_WORK TO BE COMPLETED:_ Each line of the records needs to be written out exactly, with any image left out.

::::::::::

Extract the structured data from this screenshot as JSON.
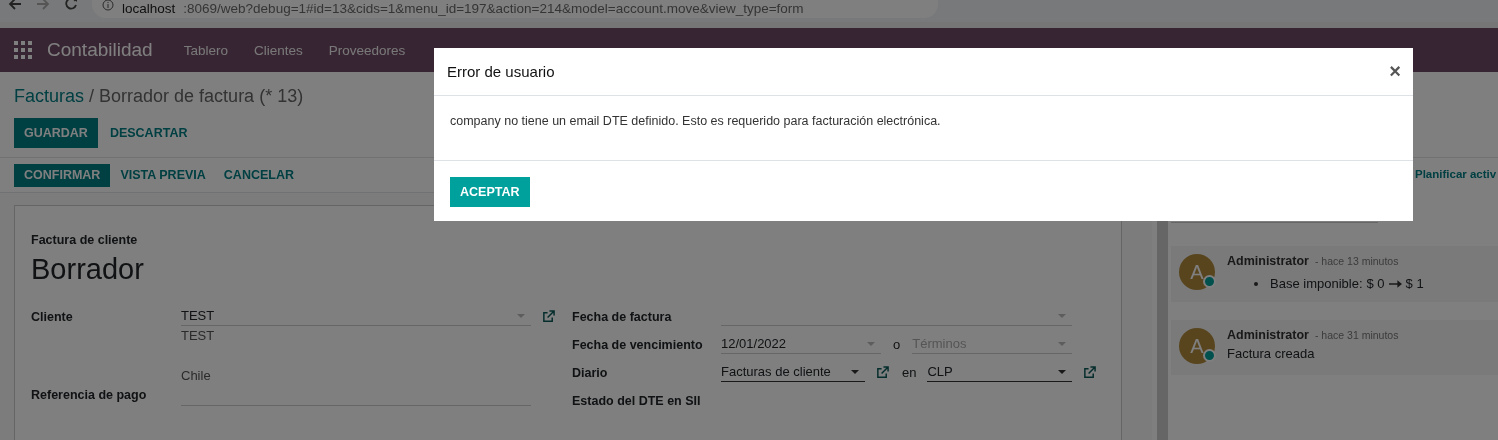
{
  "browser": {
    "host": "localhost",
    "path": ":8069/web?debug=1#id=13&cids=1&menu_id=197&action=214&model=account.move&view_type=form"
  },
  "navbar": {
    "app": "Contabilidad",
    "menu": [
      "Tablero",
      "Clientes",
      "Proveedores"
    ]
  },
  "breadcrumb": {
    "parent": "Facturas",
    "separator": "/",
    "current": "Borrador de factura (* 13)"
  },
  "actions": [
    {
      "label": "GUARDAR",
      "kind": "primary"
    },
    {
      "label": "DESCARTAR",
      "kind": "link"
    }
  ],
  "status_actions": [
    {
      "label": "CONFIRMAR",
      "kind": "primary"
    },
    {
      "label": "VISTA PREVIA",
      "kind": "link"
    },
    {
      "label": "CANCELAR",
      "kind": "link"
    }
  ],
  "form": {
    "type_label": "Factura de cliente",
    "name": "Borrador",
    "customer": {
      "label": "Cliente",
      "value": "TEST",
      "address": [
        "TEST",
        "Chile"
      ]
    },
    "payment_ref": {
      "label": "Referencia de pago"
    },
    "invoice_date": {
      "label": "Fecha de factura"
    },
    "due_date": {
      "label": "Fecha de vencimiento",
      "value": "12/01/2022",
      "or": "o",
      "terms_placeholder": "Términos"
    },
    "journal": {
      "label": "Diario",
      "value": "Facturas de cliente",
      "in": "en",
      "currency": "CLP"
    },
    "dte_state": {
      "label": "Estado del DTE en SII"
    }
  },
  "chatter": {
    "schedule": "Planificar activ",
    "messages": [
      {
        "kind": "tracking",
        "avatar": "A",
        "author": "Administrator",
        "time": "- hace 13 minutos",
        "field": "Base imponible:",
        "old": "$ 0",
        "new": "$ 1"
      },
      {
        "kind": "note",
        "avatar": "A",
        "author": "Administrator",
        "time": "- hace 31 minutos",
        "body": "Factura creada"
      }
    ]
  },
  "dialog": {
    "title": "Error de usuario",
    "close": "×",
    "body": "company no tiene un email DTE definido. Esto es requerido para facturación electrónica.",
    "button": "ACEPTAR"
  }
}
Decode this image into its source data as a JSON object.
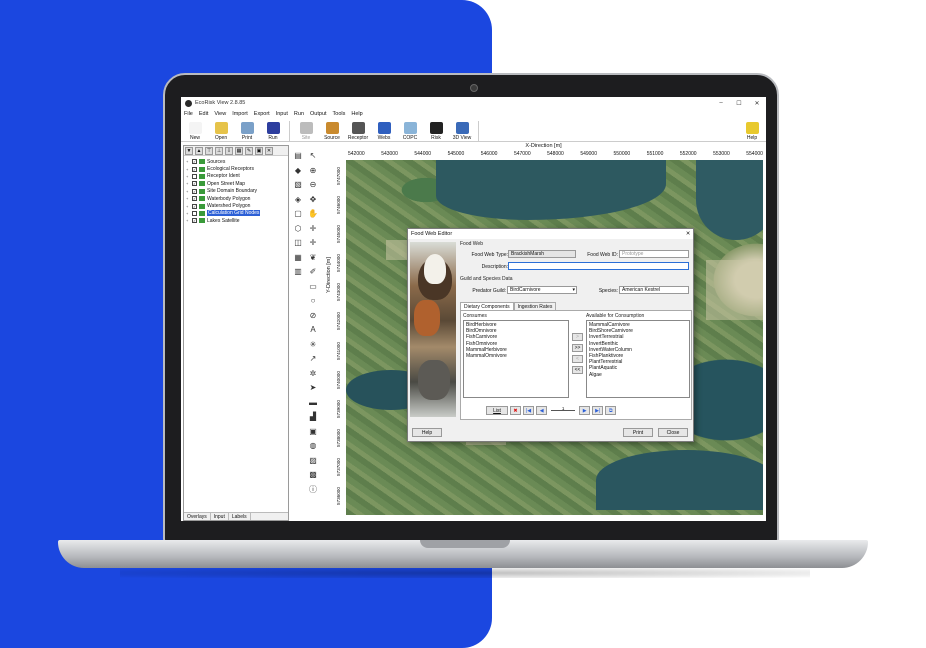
{
  "window": {
    "title": "EcoRisk View 2.8.85",
    "min": "–",
    "max": "☐",
    "close": "✕"
  },
  "menu": [
    "File",
    "Edit",
    "View",
    "Import",
    "Export",
    "Input",
    "Run",
    "Output",
    "Tools",
    "Help"
  ],
  "toolbar": [
    {
      "label": "New",
      "color": "#f4f4f4"
    },
    {
      "label": "Open",
      "color": "#e6c34a"
    },
    {
      "label": "Print",
      "color": "#7aa0c8"
    },
    {
      "label": "Run",
      "color": "#2d3e9e"
    },
    {
      "label": "Site",
      "color": "#bcbcbc"
    },
    {
      "label": "Source",
      "color": "#c98a2e"
    },
    {
      "label": "Receptor",
      "color": "#555555"
    },
    {
      "label": "Webs",
      "color": "#2f5fbf"
    },
    {
      "label": "COPC",
      "color": "#8ab4d8"
    },
    {
      "label": "Risk",
      "color": "#222222"
    },
    {
      "label": "3D View",
      "color": "#3a6ab8"
    },
    {
      "label": "Help",
      "color": "#e8c92e"
    }
  ],
  "tree": [
    {
      "label": "Sources",
      "checked": true
    },
    {
      "label": "Ecological Receptors",
      "checked": true
    },
    {
      "label": "Receptor Ident",
      "checked": false
    },
    {
      "label": "Open Street Map",
      "checked": true
    },
    {
      "label": "Site Domain Boundary",
      "checked": true
    },
    {
      "label": "Waterbody Polygon",
      "checked": true
    },
    {
      "label": "Watershed Polygon",
      "checked": true
    },
    {
      "label": "Calculation Grid Nodes",
      "checked": false,
      "selected": true
    },
    {
      "label": "Lakes Satellite",
      "checked": true
    }
  ],
  "left_tabs": [
    "Overlays",
    "Input",
    "Labels"
  ],
  "map": {
    "x_label": "X-Direction [m]",
    "y_label": "Y-Direction [m]",
    "x_ticks": [
      "542000",
      "543000",
      "544000",
      "545000",
      "546000",
      "547000",
      "548000",
      "549000",
      "550000",
      "551000",
      "552000",
      "553000",
      "554000"
    ],
    "y_ticks": [
      "5747000",
      "5746000",
      "5745000",
      "5744000",
      "5743000",
      "5742000",
      "5741000",
      "5740000",
      "5739000",
      "5738000",
      "5737000",
      "5736000"
    ]
  },
  "dialog": {
    "title": "Food Web Editor",
    "close": "✕",
    "food_web_group": "Food Web",
    "food_web_type_label": "Food Web Type:",
    "food_web_type": "BrackishMarsh",
    "food_web_id_label": "Food Web ID:",
    "food_web_id_placeholder": "Prototype",
    "description_label": "Description:",
    "description": "",
    "guild_group": "Guild and Species Data",
    "predator_guild_label": "Predator Guild:",
    "predator_guild": "BirdCarnivore",
    "species_label": "Species:",
    "species": "American Kestrel",
    "tabs": [
      "Dietary Components",
      "Ingestion Rates"
    ],
    "consumes_label": "Consumes",
    "consumes": [
      "BirdHerbivore",
      "BirdOmnivore",
      "FishCarnivore",
      "FishOmnivore",
      "MammalHerbivore",
      "MammalOmnivore"
    ],
    "available_label": "Available for Consumption",
    "available": [
      "MammalCarnivore",
      "BirdShoreCarnivore",
      "InvertTerrestrial",
      "InvertBenthic",
      "InvertWaterColumn",
      "FishPlanktivore",
      "PlantTerrestrial",
      "PlantAquatic",
      "Algae"
    ],
    "move_buttons": [
      ">",
      ">>",
      "<",
      "<<"
    ],
    "list_btn": "List",
    "delete_btn": "✖",
    "first_btn": "|◀",
    "prev_btn": "◀",
    "slider_value": "1",
    "next_btn": "▶",
    "last_btn": "▶|",
    "copy_btn": "⧉",
    "help_btn": "Help",
    "print_btn": "Print",
    "close_btn": "Close"
  }
}
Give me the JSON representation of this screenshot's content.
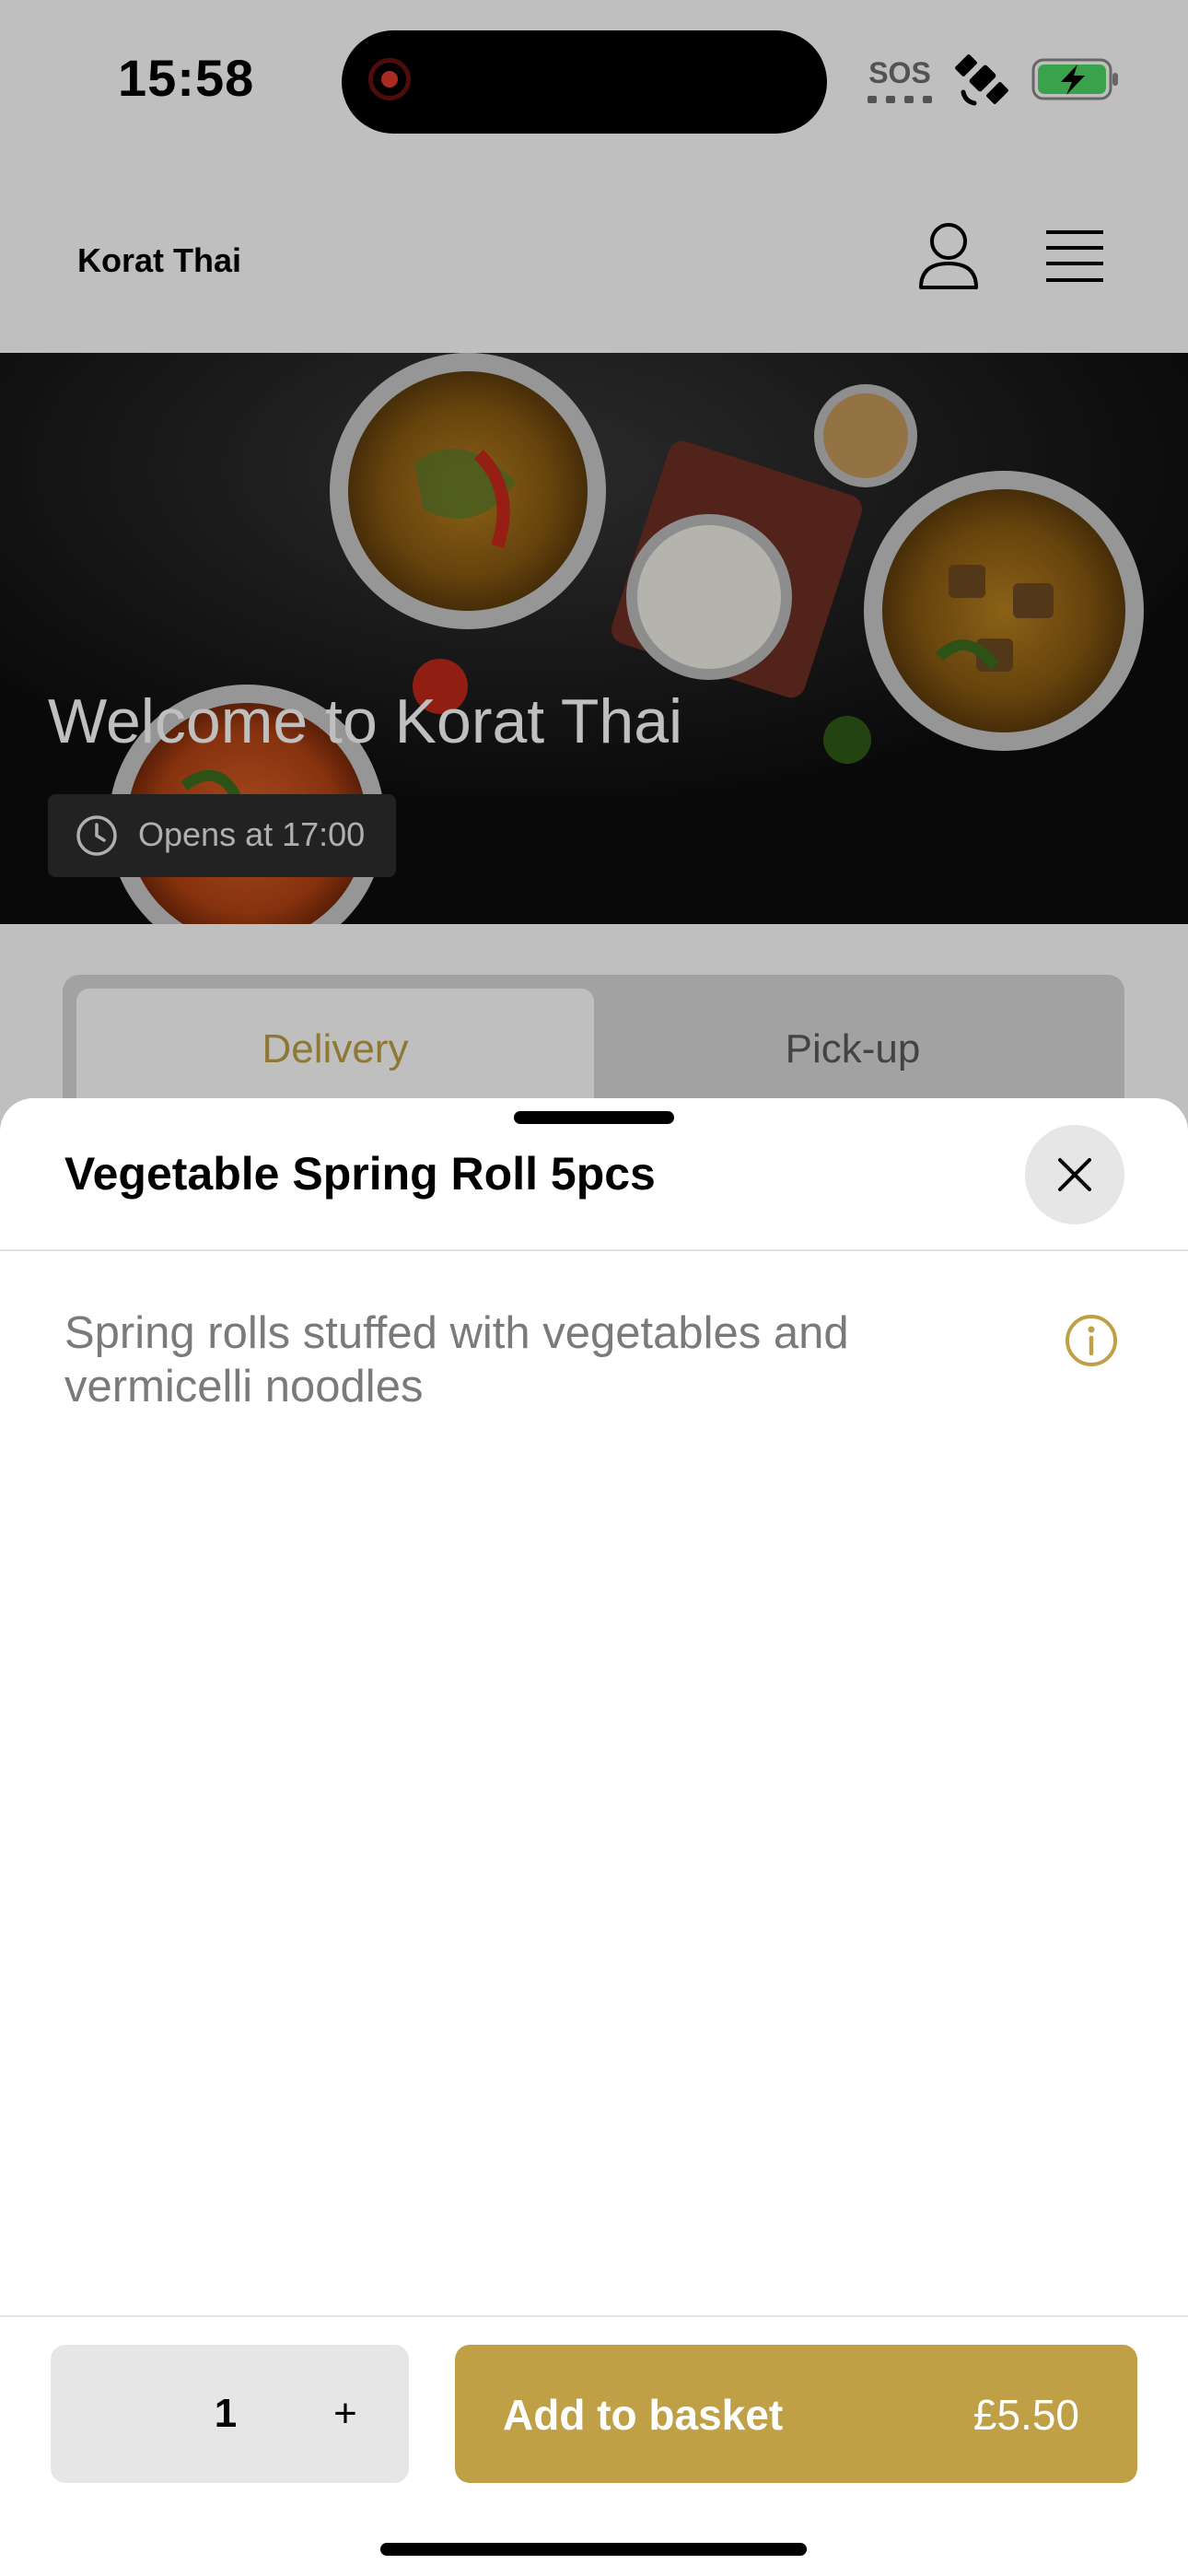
{
  "status_bar": {
    "time": "15:58",
    "sos_label": "SOS",
    "icons": [
      "screen-recording-icon",
      "sos-icon",
      "satellite-icon",
      "battery-charging-icon"
    ],
    "battery_color": "#4cd964"
  },
  "header": {
    "brand": "Korat Thai",
    "icons": [
      "profile-icon",
      "menu-icon"
    ]
  },
  "hero": {
    "headline": "Welcome to Korat Thai",
    "hours": "Opens at 17:00",
    "icon": "clock-icon"
  },
  "order_mode_tabs": {
    "tabs": [
      {
        "label": "Delivery",
        "selected": true
      },
      {
        "label": "Pick-up",
        "selected": false
      }
    ]
  },
  "item_sheet": {
    "title": "Vegetable Spring Roll 5pcs",
    "description": "Spring rolls stuffed with vegetables and vermicelli noodles",
    "close_icon": "close-icon",
    "info_icon": "info-icon"
  },
  "footer": {
    "quantity": "1",
    "increment_label": "+",
    "add_label": "Add to basket",
    "price": "£5.50"
  },
  "colors": {
    "accent": "#bfa046",
    "hero_bg": "#0d0d0d",
    "overlay": "rgba(0,0,0,0.25)"
  }
}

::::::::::

_RESULT FOR THIS EXERCISE:_
Extract the structured data from this screenshot as JSON.
{
  "browser": {
    "host": "localhost",
    "path": ":8069/web?debug=1#id=13&cids=1&menu_id=197&action=214&model=account.move&view_type=form"
  },
  "navbar": {
    "app": "Contabilidad",
    "menu": [
      "Tablero",
      "Clientes",
      "Proveedores"
    ]
  },
  "breadcrumb": {
    "parent": "Facturas",
    "separator": "/",
    "current": "Borrador de factura (* 13)"
  },
  "actions": [
    {
      "label": "GUARDAR",
      "kind": "primary"
    },
    {
      "label": "DESCARTAR",
      "kind": "link"
    }
  ],
  "status_actions": [
    {
      "label": "CONFIRMAR",
      "kind": "primary"
    },
    {
      "label": "VISTA PREVIA",
      "kind": "link"
    },
    {
      "label": "CANCELAR",
      "kind": "link"
    }
  ],
  "form": {
    "type_label": "Factura de cliente",
    "name": "Borrador",
    "customer": {
      "label": "Cliente",
      "value": "TEST",
      "address": [
        "TEST",
        "Chile"
      ]
    },
    "payment_ref": {
      "label": "Referencia de pago"
    },
    "invoice_date": {
      "label": "Fecha de factura"
    },
    "due_date": {
      "label": "Fecha de vencimiento",
      "value": "12/01/2022",
      "or": "o",
      "terms_placeholder": "Términos"
    },
    "journal": {
      "label": "Diario",
      "value": "Facturas de cliente",
      "in": "en",
      "currency": "CLP"
    },
    "dte_state": {
      "label": "Estado del DTE en SII"
    }
  },
  "chatter": {
    "schedule": "Planificar activ",
    "messages": [
      {
        "kind": "tracking",
        "avatar": "A",
        "author": "Administrator",
        "time": "- hace 13 minutos",
        "field": "Base imponible:",
        "old": "$ 0",
        "new": "$ 1"
      },
      {
        "kind": "note",
        "avatar": "A",
        "author": "Administrator",
        "time": "- hace 31 minutos",
        "body": "Factura creada"
      }
    ]
  },
  "dialog": {
    "title": "Error de usuario",
    "close": "×",
    "body": "company no tiene un email DTE definido. Esto es requerido para facturación electrónica.",
    "button": "ACEPTAR"
  }
}
Decode this image into its source data as a JSON object.
{
  "window": {
    "title": "EcoRisk View 2.8.85",
    "min": "–",
    "max": "☐",
    "close": "✕"
  },
  "menu": [
    "File",
    "Edit",
    "View",
    "Import",
    "Export",
    "Input",
    "Run",
    "Output",
    "Tools",
    "Help"
  ],
  "toolbar": [
    {
      "label": "New",
      "color": "#f4f4f4"
    },
    {
      "label": "Open",
      "color": "#e6c34a"
    },
    {
      "label": "Print",
      "color": "#7aa0c8"
    },
    {
      "label": "Run",
      "color": "#2d3e9e"
    },
    {
      "label": "Site",
      "color": "#bcbcbc"
    },
    {
      "label": "Source",
      "color": "#c98a2e"
    },
    {
      "label": "Receptor",
      "color": "#555555"
    },
    {
      "label": "Webs",
      "color": "#2f5fbf"
    },
    {
      "label": "COPC",
      "color": "#8ab4d8"
    },
    {
      "label": "Risk",
      "color": "#222222"
    },
    {
      "label": "3D View",
      "color": "#3a6ab8"
    },
    {
      "label": "Help",
      "color": "#e8c92e"
    }
  ],
  "tree": [
    {
      "label": "Sources",
      "checked": true
    },
    {
      "label": "Ecological Receptors",
      "checked": true
    },
    {
      "label": "Receptor Ident",
      "checked": false
    },
    {
      "label": "Open Street Map",
      "checked": true
    },
    {
      "label": "Site Domain Boundary",
      "checked": true
    },
    {
      "label": "Waterbody Polygon",
      "checked": true
    },
    {
      "label": "Watershed Polygon",
      "checked": true
    },
    {
      "label": "Calculation Grid Nodes",
      "checked": false,
      "selected": true
    },
    {
      "label": "Lakes Satellite",
      "checked": true
    }
  ],
  "left_tabs": [
    "Overlays",
    "Input",
    "Labels"
  ],
  "map": {
    "x_label": "X-Direction [m]",
    "y_label": "Y-Direction [m]",
    "x_ticks": [
      "542000",
      "543000",
      "544000",
      "545000",
      "546000",
      "547000",
      "548000",
      "549000",
      "550000",
      "551000",
      "552000",
      "553000",
      "554000"
    ],
    "y_ticks": [
      "5747000",
      "5746000",
      "5745000",
      "5744000",
      "5743000",
      "5742000",
      "5741000",
      "5740000",
      "5739000",
      "5738000",
      "5737000",
      "5736000"
    ]
  },
  "dialog": {
    "title": "Food Web Editor",
    "close": "✕",
    "food_web_group": "Food Web",
    "food_web_type_label": "Food Web Type:",
    "food_web_type": "BrackishMarsh",
    "food_web_id_label": "Food Web ID:",
    "food_web_id_placeholder": "Prototype",
    "description_label": "Description:",
    "description": "",
    "guild_group": "Guild and Species Data",
    "predator_guild_label": "Predator Guild:",
    "predator_guild": "BirdCarnivore",
    "species_label": "Species:",
    "species": "American Kestrel",
    "tabs": [
      "Dietary Components",
      "Ingestion Rates"
    ],
    "consumes_label": "Consumes",
    "consumes": [
      "BirdHerbivore",
      "BirdOmnivore",
      "FishCarnivore",
      "FishOmnivore",
      "MammalHerbivore",
      "MammalOmnivore"
    ],
    "available_label": "Available for Consumption",
    "available": [
      "MammalCarnivore",
      "BirdShoreCarnivore",
      "InvertTerrestrial",
      "InvertBenthic",
      "InvertWaterColumn",
      "FishPlanktivore",
      "PlantTerrestrial",
      "PlantAquatic",
      "Algae"
    ],
    "move_buttons": [
      ">",
      ">>",
      "<",
      "<<"
    ],
    "list_btn": "List",
    "delete_btn": "✖",
    "first_btn": "|◀",
    "prev_btn": "◀",
    "slider_value": "1",
    "next_btn": "▶",
    "last_btn": "▶|",
    "copy_btn": "⧉",
    "help_btn": "Help",
    "print_btn": "Print",
    "close_btn": "Close"
  }
}
Give me the JSON representation of this screenshot's content.
{
  "status_bar": {
    "time": "15:58",
    "sos_label": "SOS",
    "icons": [
      "screen-recording-icon",
      "sos-icon",
      "satellite-icon",
      "battery-charging-icon"
    ],
    "battery_color": "#4cd964"
  },
  "header": {
    "brand": "Korat Thai",
    "icons": [
      "profile-icon",
      "menu-icon"
    ]
  },
  "hero": {
    "headline": "Welcome to Korat Thai",
    "hours": "Opens at 17:00",
    "icon": "clock-icon"
  },
  "order_mode_tabs": {
    "tabs": [
      {
        "label": "Delivery",
        "selected": true
      },
      {
        "label": "Pick-up",
        "selected": false
      }
    ]
  },
  "item_sheet": {
    "title": "Vegetable Spring Roll 5pcs",
    "description": "Spring rolls stuffed with vegetables and vermicelli noodles",
    "close_icon": "close-icon",
    "info_icon": "info-icon"
  },
  "footer": {
    "quantity": "1",
    "increment_label": "+",
    "add_label": "Add to basket",
    "price": "£5.50"
  },
  "colors": {
    "accent": "#bfa046",
    "hero_bg": "#0d0d0d",
    "overlay": "rgba(0,0,0,0.25)"
  }
}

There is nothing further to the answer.